Mercury Thermometers: If you still have an old-school glass thermometer that contains mercury and you've finally decided to get rid of it, don’t toss it in the trash. If the thermometer breaks, the mercury (which is a neurotoxin) becomes a health and environmental hazard. Some universities and organizations offer exchange programs that allow you to trade in your mercury thermometer for a new digital model. Or you can visit Earth911.com to determine where to take it for safe disposal.

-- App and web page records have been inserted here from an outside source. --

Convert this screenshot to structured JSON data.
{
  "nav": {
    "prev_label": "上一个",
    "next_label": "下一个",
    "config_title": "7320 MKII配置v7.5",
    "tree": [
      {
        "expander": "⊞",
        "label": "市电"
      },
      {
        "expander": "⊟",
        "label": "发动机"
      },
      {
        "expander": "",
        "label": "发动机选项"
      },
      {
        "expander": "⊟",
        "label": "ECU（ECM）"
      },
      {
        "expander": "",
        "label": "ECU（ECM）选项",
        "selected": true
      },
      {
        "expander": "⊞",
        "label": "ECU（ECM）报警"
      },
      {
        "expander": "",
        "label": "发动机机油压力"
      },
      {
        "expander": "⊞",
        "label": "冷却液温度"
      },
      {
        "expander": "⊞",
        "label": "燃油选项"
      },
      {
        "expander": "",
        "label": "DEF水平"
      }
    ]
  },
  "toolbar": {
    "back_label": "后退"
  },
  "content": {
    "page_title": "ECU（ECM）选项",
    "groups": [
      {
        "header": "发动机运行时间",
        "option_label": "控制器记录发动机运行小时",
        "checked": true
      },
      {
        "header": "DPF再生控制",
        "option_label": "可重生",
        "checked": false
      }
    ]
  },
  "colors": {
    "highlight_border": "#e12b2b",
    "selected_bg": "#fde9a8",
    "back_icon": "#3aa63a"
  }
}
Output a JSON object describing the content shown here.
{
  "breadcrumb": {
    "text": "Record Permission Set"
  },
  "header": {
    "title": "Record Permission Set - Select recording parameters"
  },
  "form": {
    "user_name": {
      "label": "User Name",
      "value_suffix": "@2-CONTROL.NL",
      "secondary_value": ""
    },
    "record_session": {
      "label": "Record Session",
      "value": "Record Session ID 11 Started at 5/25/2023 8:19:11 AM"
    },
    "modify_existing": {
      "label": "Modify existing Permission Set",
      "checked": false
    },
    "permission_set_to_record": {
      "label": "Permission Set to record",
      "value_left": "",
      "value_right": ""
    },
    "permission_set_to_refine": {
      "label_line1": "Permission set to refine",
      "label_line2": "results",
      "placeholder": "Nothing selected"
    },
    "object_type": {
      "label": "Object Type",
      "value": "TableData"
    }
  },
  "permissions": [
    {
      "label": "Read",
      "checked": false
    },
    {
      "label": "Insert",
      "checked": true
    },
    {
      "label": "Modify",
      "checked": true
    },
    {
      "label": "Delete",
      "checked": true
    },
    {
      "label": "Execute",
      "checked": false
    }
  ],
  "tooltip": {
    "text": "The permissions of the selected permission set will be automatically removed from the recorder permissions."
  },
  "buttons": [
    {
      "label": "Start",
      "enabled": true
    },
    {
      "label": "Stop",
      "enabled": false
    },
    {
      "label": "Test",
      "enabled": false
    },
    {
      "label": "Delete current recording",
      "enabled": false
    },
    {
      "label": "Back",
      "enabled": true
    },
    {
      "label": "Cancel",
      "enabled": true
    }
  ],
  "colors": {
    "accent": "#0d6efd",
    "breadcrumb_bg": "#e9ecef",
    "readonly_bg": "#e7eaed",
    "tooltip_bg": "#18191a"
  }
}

Prescription Drugs: Don’t flush unused medications down the toilet, since they can leach into the water supply and disrupt aquatic life. Instead, find a safe place to bring your old and unused prescriptions at disposemymeds.org.



Fluorescent Light Bulbs: Homeowners can throw burnt-out incandescent light bulbs in the trash, but fluorescent light bulbs (CFLs) contain mercury, a hazardous element that can’t be disposed of in the regular trash without negatively impacting the environment. Take old fluorescent light bulbs to your local Household Hazardous Waste facility for recycling.

Smoke Detectors: Ionization Chamber Smoke Detectors (ICSDs) have a small amount of radioactive material inside that helps them detect smoke, so they have to be recycled with the manufacturer or taken to your local HHW facility. Photoelectric smoke detectors don’t contain radioactive material and can be dropped off at any facility that recycles electronics. If you have a combination smoke detector, it needs to be treated like an ICSD.

Lawn Chemicals: Chemical-based lawn and garden fertilizers, herbicides and pesticides should never be poured down the drain or thrown away in the garbage, as their ingredients can be harmful both to living things and the broader ecosystem. You can take lawn chemicals to your local Household Hazardous Waste facility for disposal, or better yet, give them away to a friend or neighbor.

Fireworks: It may seem obvious, but fireworks should never be thrown away in the garbage without proper preparation. Soak any dud or unexploded fireworks in water for at least 24 hours to render the gunpowder inert, then double-wrap them in plastic wrap or plastic bags so they won’t dry out. Only then can they be disposed of in the regular trash. Some municipalities will take fireworks for disposal as well.



Tires: It’s actually illegal to throw tires in the trash, because the steel belts inside them can puncture the liners in landfills and cause ground contamination. Most car dealers and tire retailers will recycle your old tires—typically for a price. Another option: You can often pay your trash service to pick them up for you.

Vila, Bob, 11 Things It's Illegal to Throw Away, http://www.msn.com/en-us/lifestyle/home-and-garden/11-things-its-illegal-to-throw-away/ss-AApgVeV?li=BBnb7Kz&ocid=HPCDHP#image=2

To learn more about GHA and how your property can be greener, jump to Green Hotels Association® !

or CALL 713/789-8889 TODAY!



Household
Hazardous
Waste

Learn more about Household Hazardous Waste and how to manage it at HHW.



JOIN

PRINTED CARDS

CONTACT US

EMAIL US

FB  Twitter

24 years
 
 
Green Hotels Association®
P. O. Box 420212, Houston, TX 77242-0212
713/789-8889 | Fax 713/789-9786

greenhotels.com
Member Hotels | Approved Vendors | Membership | Catalog | More Information | What are "Green" Hotels
E-Mail | E-Mail to Friend